* _Exercise_
Filtering the records below, copy only those lines that include the word "ugotowałem".

* _Information shown_
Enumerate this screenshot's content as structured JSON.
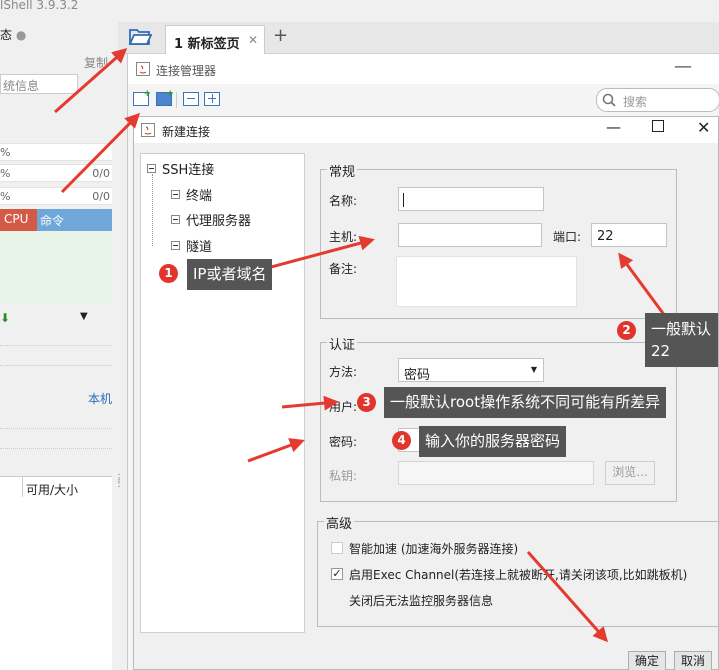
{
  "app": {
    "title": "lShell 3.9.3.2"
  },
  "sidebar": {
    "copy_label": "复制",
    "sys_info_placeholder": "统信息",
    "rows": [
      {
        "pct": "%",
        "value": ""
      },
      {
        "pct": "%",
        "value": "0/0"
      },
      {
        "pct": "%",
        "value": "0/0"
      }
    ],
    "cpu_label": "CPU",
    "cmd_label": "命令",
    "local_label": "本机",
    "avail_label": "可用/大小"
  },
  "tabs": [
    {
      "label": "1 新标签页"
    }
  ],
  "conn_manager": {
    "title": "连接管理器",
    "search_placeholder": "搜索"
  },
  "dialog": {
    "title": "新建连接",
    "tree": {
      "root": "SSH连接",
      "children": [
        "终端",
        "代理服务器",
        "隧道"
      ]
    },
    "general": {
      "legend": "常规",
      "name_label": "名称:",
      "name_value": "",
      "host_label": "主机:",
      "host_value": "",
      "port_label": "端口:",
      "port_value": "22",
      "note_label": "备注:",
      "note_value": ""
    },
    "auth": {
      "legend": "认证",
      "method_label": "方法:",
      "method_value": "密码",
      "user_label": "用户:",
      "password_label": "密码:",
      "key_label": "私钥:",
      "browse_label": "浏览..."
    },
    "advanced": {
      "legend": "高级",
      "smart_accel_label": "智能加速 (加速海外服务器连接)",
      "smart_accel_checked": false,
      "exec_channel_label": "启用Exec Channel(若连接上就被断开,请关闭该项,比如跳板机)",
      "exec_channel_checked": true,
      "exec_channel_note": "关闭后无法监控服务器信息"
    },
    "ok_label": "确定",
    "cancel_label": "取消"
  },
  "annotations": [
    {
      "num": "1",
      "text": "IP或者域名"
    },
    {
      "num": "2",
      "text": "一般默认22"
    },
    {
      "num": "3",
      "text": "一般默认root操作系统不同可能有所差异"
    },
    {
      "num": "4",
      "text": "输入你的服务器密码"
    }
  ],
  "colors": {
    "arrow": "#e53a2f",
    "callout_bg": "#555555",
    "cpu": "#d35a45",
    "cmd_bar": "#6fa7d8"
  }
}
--
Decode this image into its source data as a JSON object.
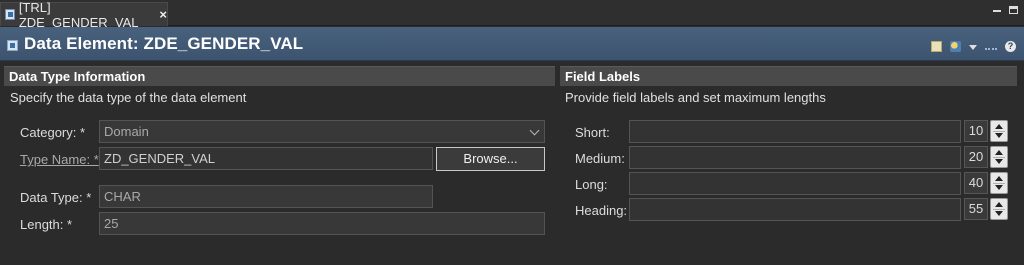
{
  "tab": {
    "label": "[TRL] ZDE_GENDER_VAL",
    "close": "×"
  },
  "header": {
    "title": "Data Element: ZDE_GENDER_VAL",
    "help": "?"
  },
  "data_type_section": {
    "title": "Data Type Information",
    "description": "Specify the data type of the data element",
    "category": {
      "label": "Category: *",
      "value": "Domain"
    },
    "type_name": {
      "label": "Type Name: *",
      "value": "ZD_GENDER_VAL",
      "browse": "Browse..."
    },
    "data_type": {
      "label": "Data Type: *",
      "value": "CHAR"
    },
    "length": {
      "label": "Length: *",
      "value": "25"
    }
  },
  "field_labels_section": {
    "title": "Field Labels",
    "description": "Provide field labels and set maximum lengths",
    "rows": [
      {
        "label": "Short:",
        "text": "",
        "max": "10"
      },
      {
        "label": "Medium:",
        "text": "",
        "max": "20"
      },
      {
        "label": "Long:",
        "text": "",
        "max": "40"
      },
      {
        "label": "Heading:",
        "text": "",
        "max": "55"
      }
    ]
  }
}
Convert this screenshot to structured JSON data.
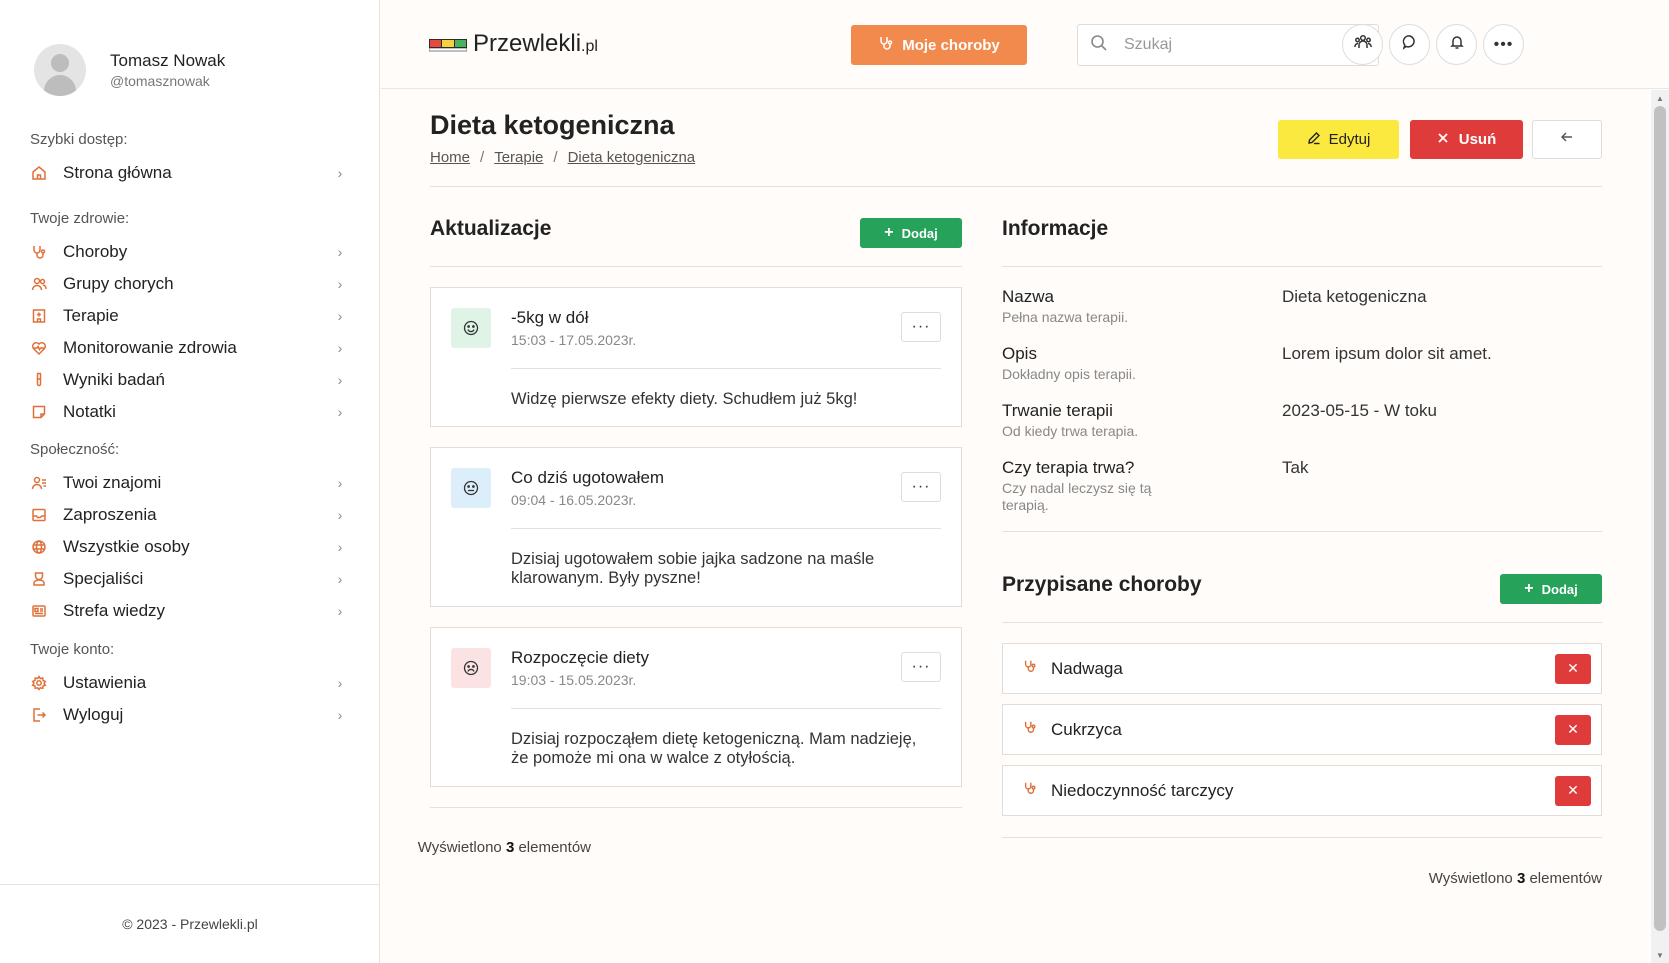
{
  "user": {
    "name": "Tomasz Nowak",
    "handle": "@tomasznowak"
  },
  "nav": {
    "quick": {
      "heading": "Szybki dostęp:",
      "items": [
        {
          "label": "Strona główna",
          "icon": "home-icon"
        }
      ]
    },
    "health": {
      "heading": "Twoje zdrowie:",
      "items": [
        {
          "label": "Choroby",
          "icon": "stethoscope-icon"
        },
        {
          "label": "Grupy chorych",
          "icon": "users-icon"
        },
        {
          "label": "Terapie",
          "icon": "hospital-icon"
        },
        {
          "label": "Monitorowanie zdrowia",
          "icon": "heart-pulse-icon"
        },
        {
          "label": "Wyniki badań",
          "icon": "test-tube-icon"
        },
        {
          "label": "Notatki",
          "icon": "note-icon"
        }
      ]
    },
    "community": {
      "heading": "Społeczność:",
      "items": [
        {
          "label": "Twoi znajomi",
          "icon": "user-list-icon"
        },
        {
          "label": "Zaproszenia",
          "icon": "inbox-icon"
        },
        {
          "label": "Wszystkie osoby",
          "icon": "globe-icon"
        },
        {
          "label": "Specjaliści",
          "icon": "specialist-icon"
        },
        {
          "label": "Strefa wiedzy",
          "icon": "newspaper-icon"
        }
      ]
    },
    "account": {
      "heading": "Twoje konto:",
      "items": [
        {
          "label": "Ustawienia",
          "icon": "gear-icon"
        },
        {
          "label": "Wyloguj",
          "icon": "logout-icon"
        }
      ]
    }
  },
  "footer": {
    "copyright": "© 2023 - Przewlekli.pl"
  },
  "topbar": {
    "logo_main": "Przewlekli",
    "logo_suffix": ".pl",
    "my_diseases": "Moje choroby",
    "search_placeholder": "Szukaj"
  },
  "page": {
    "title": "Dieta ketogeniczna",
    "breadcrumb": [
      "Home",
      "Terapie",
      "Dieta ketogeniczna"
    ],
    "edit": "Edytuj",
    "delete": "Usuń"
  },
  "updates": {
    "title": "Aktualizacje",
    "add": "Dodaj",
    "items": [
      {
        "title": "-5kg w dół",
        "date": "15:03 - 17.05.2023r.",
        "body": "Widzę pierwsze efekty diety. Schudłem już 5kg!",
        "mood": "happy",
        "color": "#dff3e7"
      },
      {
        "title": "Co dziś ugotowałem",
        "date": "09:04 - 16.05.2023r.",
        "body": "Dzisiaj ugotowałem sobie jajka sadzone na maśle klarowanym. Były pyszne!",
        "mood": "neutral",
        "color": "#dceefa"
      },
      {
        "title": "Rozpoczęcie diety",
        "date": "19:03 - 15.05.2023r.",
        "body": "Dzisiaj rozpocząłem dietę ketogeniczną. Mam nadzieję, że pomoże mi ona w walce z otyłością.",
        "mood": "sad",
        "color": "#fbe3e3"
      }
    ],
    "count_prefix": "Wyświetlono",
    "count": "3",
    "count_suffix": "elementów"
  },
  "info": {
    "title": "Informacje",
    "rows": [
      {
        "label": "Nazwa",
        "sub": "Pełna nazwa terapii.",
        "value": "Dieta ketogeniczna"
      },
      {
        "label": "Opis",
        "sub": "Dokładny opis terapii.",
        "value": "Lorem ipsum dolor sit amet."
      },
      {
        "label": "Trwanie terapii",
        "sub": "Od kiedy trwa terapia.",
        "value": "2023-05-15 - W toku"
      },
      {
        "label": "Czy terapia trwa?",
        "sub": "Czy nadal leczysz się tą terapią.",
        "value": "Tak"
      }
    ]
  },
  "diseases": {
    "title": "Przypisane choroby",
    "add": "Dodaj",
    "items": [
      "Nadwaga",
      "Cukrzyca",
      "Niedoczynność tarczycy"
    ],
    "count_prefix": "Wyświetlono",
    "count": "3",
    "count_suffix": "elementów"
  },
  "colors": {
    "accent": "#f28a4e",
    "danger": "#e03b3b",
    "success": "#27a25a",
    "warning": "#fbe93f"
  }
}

* _Answer to the exercise_
        "title": "Co dziś ugotowałem",
        "body": "Dzisiaj ugotowałem sobie jajka sadzone na maśle klarowanym. Były pyszne!",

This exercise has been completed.